### Exercise requirements
Report each line from the data below that holds the word "label".

(Records from a collection)

.....

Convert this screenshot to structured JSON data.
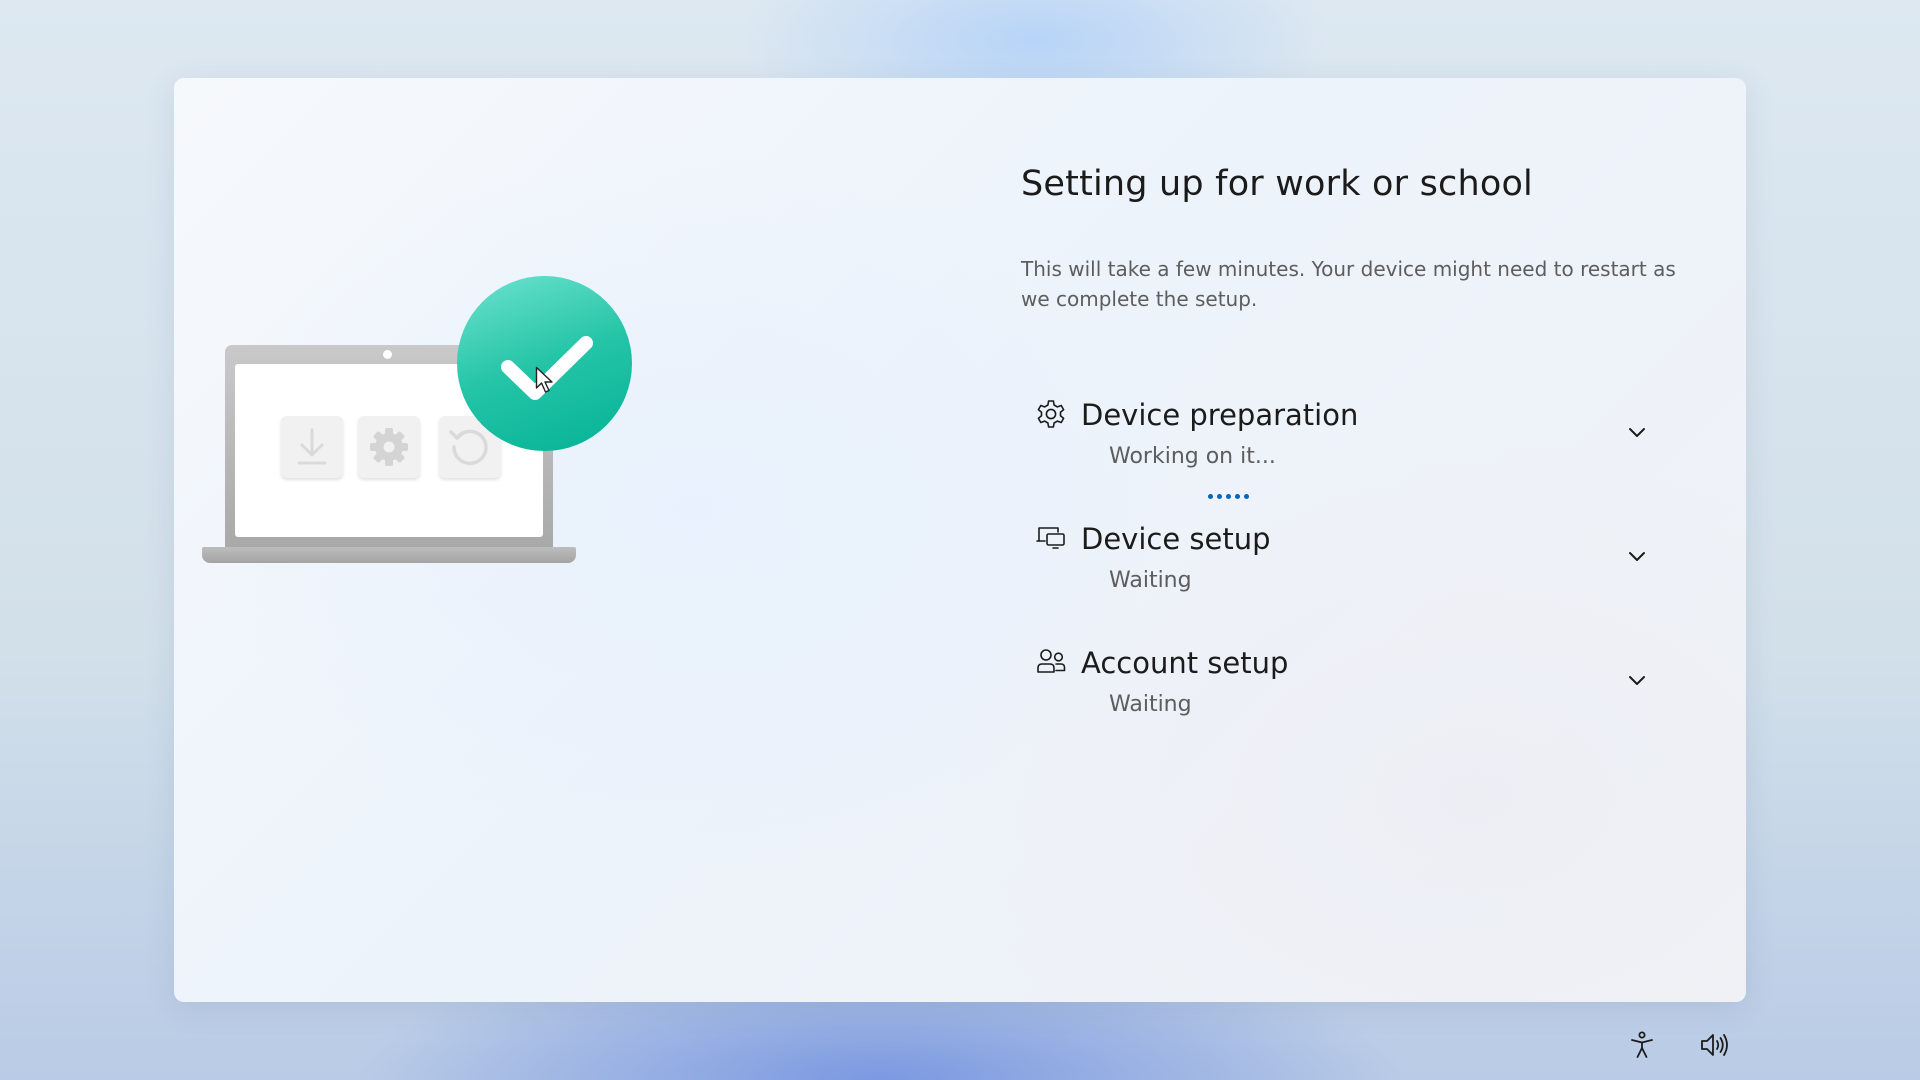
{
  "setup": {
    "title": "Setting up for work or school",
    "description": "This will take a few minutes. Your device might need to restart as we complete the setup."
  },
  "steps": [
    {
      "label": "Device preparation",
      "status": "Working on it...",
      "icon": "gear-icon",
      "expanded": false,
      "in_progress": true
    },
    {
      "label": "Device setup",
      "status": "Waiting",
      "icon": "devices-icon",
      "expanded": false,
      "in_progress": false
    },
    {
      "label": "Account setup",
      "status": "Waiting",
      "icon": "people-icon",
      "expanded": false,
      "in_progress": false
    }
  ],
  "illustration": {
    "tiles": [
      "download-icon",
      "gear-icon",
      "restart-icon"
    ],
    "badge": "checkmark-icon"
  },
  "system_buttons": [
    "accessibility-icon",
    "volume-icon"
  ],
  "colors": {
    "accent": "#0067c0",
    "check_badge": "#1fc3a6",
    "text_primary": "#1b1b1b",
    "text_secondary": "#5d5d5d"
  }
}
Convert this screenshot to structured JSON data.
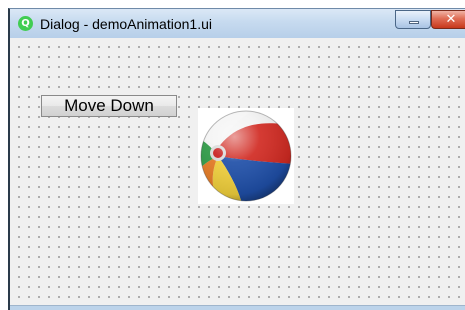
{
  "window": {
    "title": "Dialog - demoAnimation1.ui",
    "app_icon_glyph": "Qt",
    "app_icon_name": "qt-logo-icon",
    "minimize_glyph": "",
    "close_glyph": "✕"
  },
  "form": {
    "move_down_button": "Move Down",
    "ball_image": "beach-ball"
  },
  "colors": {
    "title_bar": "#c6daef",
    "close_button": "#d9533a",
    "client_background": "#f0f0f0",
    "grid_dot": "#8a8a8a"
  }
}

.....

### Your solution
      "label": "Device preparation",
      "label": "Device setup",
      "label": "Account setup",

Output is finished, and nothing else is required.